Labour (read Helen Clark) reacted immediately, and ruthlessly cut back "Closing the Gap" initiatives for the Maori.
However, through 2005, Don Brash's approach on Maori issues increasingly appeared to lack understanding of the subtle social undercurrents that most New Zealanders (Maori and European) intuitively perceive by living with and alongside each other.
Brash is no racist (his second wife is Singaporean), but he sounded an assimilationist, unaware of the realpolitik that New Zealand is essentially two peoples within one nation. Post-election, he has admitted that he might have given the wrong impression.
Traditionally, most Maori have always voted Labour; but in 2003 an event occurred that deeply undermined that support. A Maori subtribe around Nelson launched an application to the High Court, claiming part of the local foreshore so as to develop a mussel aquaculture project.
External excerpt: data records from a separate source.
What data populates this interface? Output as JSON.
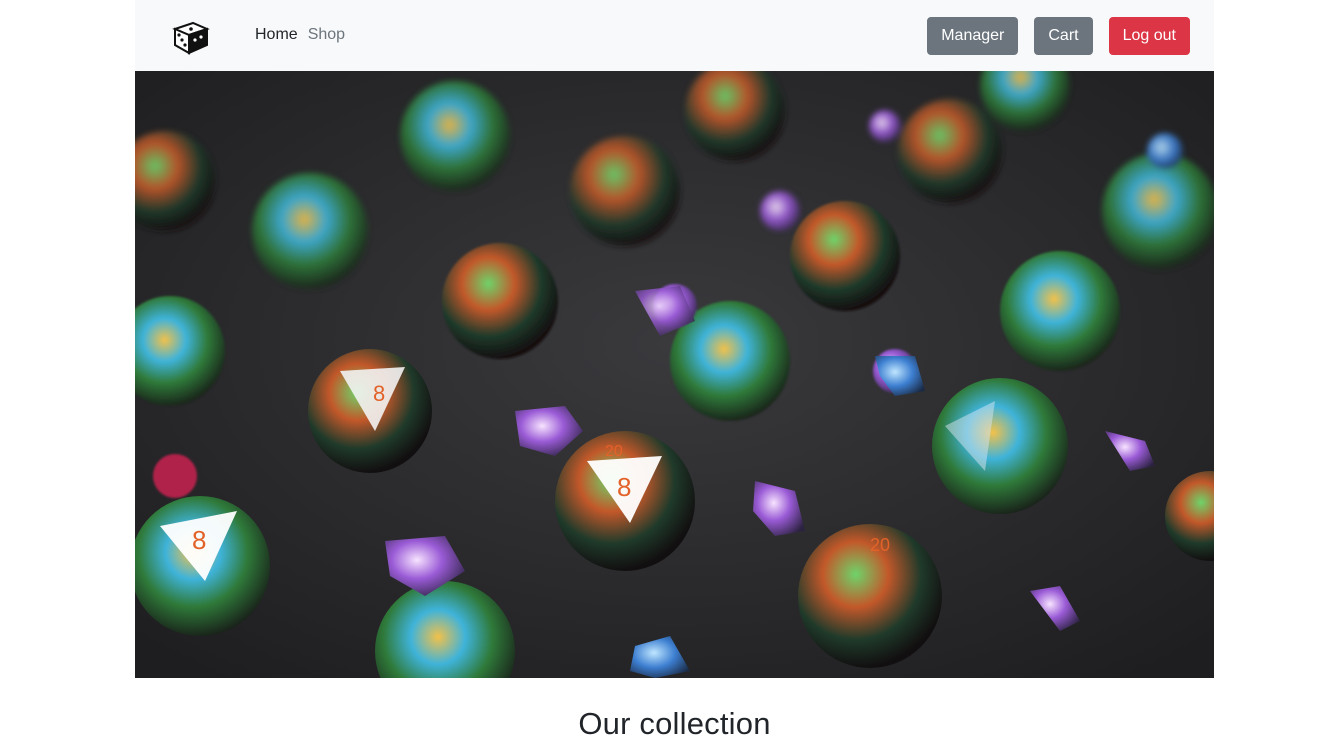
{
  "nav": {
    "logo_icon": "dice-icon",
    "links": [
      {
        "label": "Home",
        "active": true
      },
      {
        "label": "Shop",
        "active": false
      }
    ],
    "buttons": {
      "manager": "Manager",
      "cart": "Cart",
      "logout": "Log out"
    }
  },
  "hero": {
    "image_subject": "polyhedral-dice-photo"
  },
  "collection": {
    "title": "Our collection"
  },
  "colors": {
    "navbar_bg": "#f8f9fa",
    "secondary": "#6c757d",
    "danger": "#dc3545",
    "text": "#212529"
  }
}
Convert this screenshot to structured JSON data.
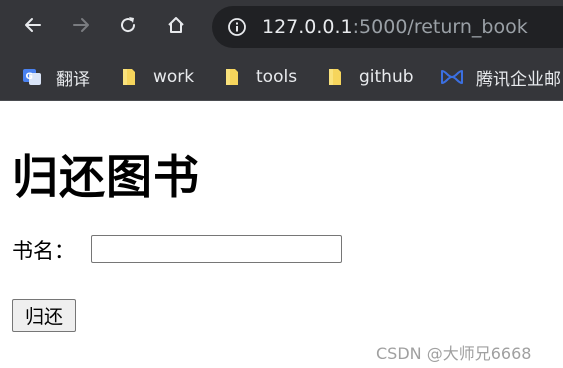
{
  "browser": {
    "url_host": "127.0.0.1",
    "url_rest": ":5000/return_book",
    "bookmarks": [
      {
        "label": "翻译",
        "icon": "translate-icon"
      },
      {
        "label": "work",
        "icon": "folder-icon"
      },
      {
        "label": "tools",
        "icon": "folder-icon"
      },
      {
        "label": "github",
        "icon": "folder-icon"
      },
      {
        "label": "腾讯企业邮",
        "icon": "tencent-mail-icon"
      }
    ],
    "colors": {
      "chrome_bg": "#35363a",
      "omnibox_bg": "#202124",
      "folder_yellow": "#f6d55c",
      "tencent_blue": "#3b6fe0",
      "translate_blue": "#4a82f0"
    }
  },
  "page": {
    "title": "归还图书",
    "form": {
      "book_name_label": "书名：",
      "book_name_value": "",
      "submit_label": "归还"
    },
    "watermark": "CSDN @大师兄6668"
  }
}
European New Zealanders (Pakehas) hold sacrosanct that the coastal foreshore belongs to all New Zealanders. The Government, afraid of the seismic national implications should the High Court grant title to the foreshore claim, rapidly moved to prevent it going further.
Helen Clark's Government was in a fiendishly difficult situation, particularly the Maori Labour MPs. A compromise policy gradually emerged; but those Maori angered by Labour joined the new Maori Party, which has three MPs after the election.
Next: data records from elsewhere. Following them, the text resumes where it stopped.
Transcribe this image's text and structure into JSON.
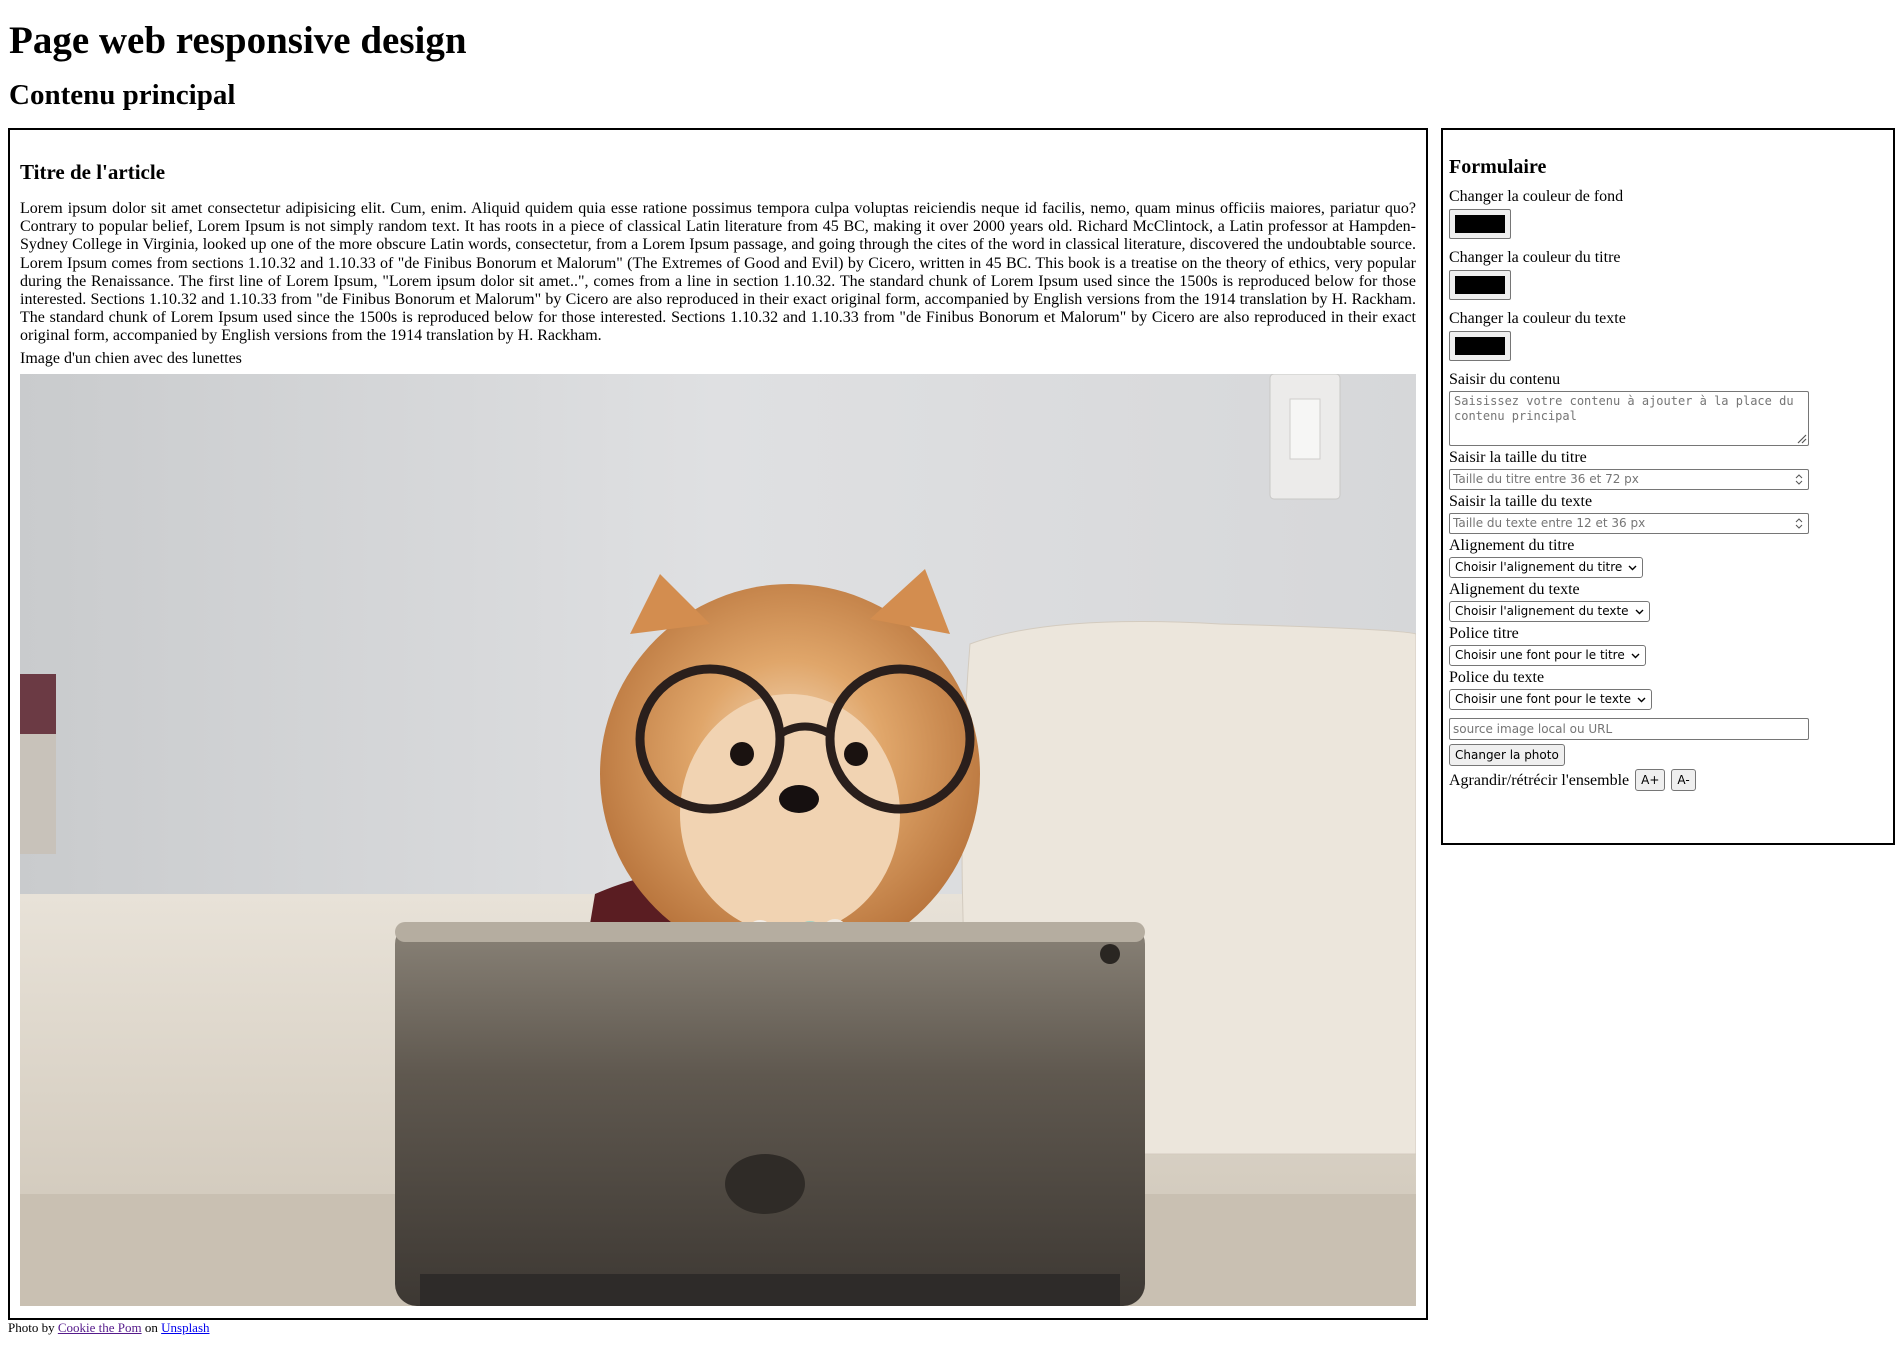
{
  "header": {
    "title": "Page web responsive design",
    "subtitle": "Contenu principal"
  },
  "article": {
    "title": "Titre de l'article",
    "text": "Lorem ipsum dolor sit amet consectetur adipisicing elit. Cum, enim. Aliquid quidem quia esse ratione possimus tempora culpa voluptas reiciendis neque id facilis, nemo, quam minus officiis maiores, pariatur quo? Contrary to popular belief, Lorem Ipsum is not simply random text. It has roots in a piece of classical Latin literature from 45 BC, making it over 2000 years old. Richard McClintock, a Latin professor at Hampden-Sydney College in Virginia, looked up one of the more obscure Latin words, consectetur, from a Lorem Ipsum passage, and going through the cites of the word in classical literature, discovered the undoubtable source. Lorem Ipsum comes from sections 1.10.32 and 1.10.33 of \"de Finibus Bonorum et Malorum\" (The Extremes of Good and Evil) by Cicero, written in 45 BC. This book is a treatise on the theory of ethics, very popular during the Renaissance. The first line of Lorem Ipsum, \"Lorem ipsum dolor sit amet..\", comes from a line in section 1.10.32. The standard chunk of Lorem Ipsum used since the 1500s is reproduced below for those interested. Sections 1.10.32 and 1.10.33 from \"de Finibus Bonorum et Malorum\" by Cicero are also reproduced in their exact original form, accompanied by English versions from the 1914 translation by H. Rackham. The standard chunk of Lorem Ipsum used since the 1500s is reproduced below for those interested. Sections 1.10.32 and 1.10.33 from \"de Finibus Bonorum et Malorum\" by Cicero are also reproduced in their exact original form, accompanied by English versions from the 1914 translation by H. Rackham.",
    "image_caption": "Image d'un chien avec des lunettes"
  },
  "form": {
    "title": "Formulaire",
    "bg_color_label": "Changer la couleur de fond",
    "bg_color_value": "#000000",
    "title_color_label": "Changer la couleur du titre",
    "title_color_value": "#000000",
    "text_color_label": "Changer la couleur du texte",
    "text_color_value": "#000000",
    "content_label": "Saisir du contenu",
    "content_placeholder": "Saisissez votre contenu à ajouter à la place du contenu principal",
    "title_size_label": "Saisir la taille du titre",
    "title_size_placeholder": "Taille du titre entre 36 et 72 px",
    "text_size_label": "Saisir la taille du texte",
    "text_size_placeholder": "Taille du texte entre 12 et 36 px",
    "title_align_label": "Alignement du titre",
    "title_align_selected": "Choisir l'alignement du titre",
    "text_align_label": "Alignement du texte",
    "text_align_selected": "Choisir l'alignement du texte",
    "title_font_label": "Police titre",
    "title_font_selected": "Choisir une font pour le titre",
    "text_font_label": "Police du texte",
    "text_font_selected": "Choisir une font pour le texte",
    "image_source_placeholder": "source image local ou URL",
    "change_photo_label": "Changer la photo",
    "zoom_label": "Agrandir/rétrécir l'ensemble",
    "zoom_in_label": "A+",
    "zoom_out_label": "A-"
  },
  "credit": {
    "prefix": "Photo by",
    "author": "Cookie the Pom",
    "middle": "on",
    "site": "Unsplash"
  },
  "icons": {
    "select_arrow": "chevron-down-icon",
    "number_spinner": "spinner-icon",
    "textarea_resize": "resize-grip-icon"
  }
}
As the German elections reveal, Mixed Member Proportional (MMP) - New Zealand's voting system since 1986 - is about building coalitions. As I write, news is coming through that the Maori Party is holding talks with Don Brash and leading figures in the National Party.Nuclear ships
In the months leading up to the elections, Labour played hardball with National over the anti-nuclear ships law and ruthlessly exploited anti-American sentiment in the electorate.
National's problem was that it had internal divisions over repealing the anti-nuclear law and feared the law's so-called "iconic status" with "women and youth". Party members had convinced themselves that repealing the law would be electoral disaster, even though it was the right thing to do in the national interest.
The consensus among political commentators is that National will benefit from its three years in opposition. Unlike Labour, it has formidable new talent who will benefit from being "blooded" in Opposition.
Don Brash, for all his faults, is praised for the party's turnaround from 2002, bringing in new blood and leading National so close to victory. However, at 65, he will be expected to step down within two years in favour of John Key, National's shadow finance minister.
New Zealand-born John Key is the son of Lithuanian Jewish refugees, and was raised by his mother in a state house. He had a meteoric career in the City at Merrill Lynch and rose to head its foreign exchange department, including overseeing the setting up of operations in Ireland.
On future economic policy, he has carefully expressed an interest in how flat taxes are working out in Eastern Europe and suggested that the concept might be relevant for New Zealand. He recently said that his first-hand experience of the Irish "Tiger" reforms have influenced his thinking on building the New Zealand economy.Labour's social agenda
When New Zealanders speak of "Sisterhood", they are referring to four major players of the feminist movement having now become Prime Minister, Parliament's Speaker (from Attorney-General), Chief Justice and Governor-General.
Dr Muriel Newman, an MP for the free-market ACT Party (which originated from the Association of Consumers and Taxpayers), described the political milieu in her June 2005 commentary:
"The unsuspecting public is not really aware of their (Labour) anti-family agenda. That extreme agenda is deeply embedded within Labour's radical and lesbian factions and has been a significant force driving not only the party, but also parts of the public service, for more than thirty years."
Prime Minister Helen Clark, as a former political scientist, has always been an admirer of the Swedish Social Democrats, and has developed close personal links during her visits. She would like to see much of the Swedish model embedded in the New Zealand social economy before 2008.
Always a committed and public supporter of the United Nations, she is expected to leave at the end of her current term for a senior UN post.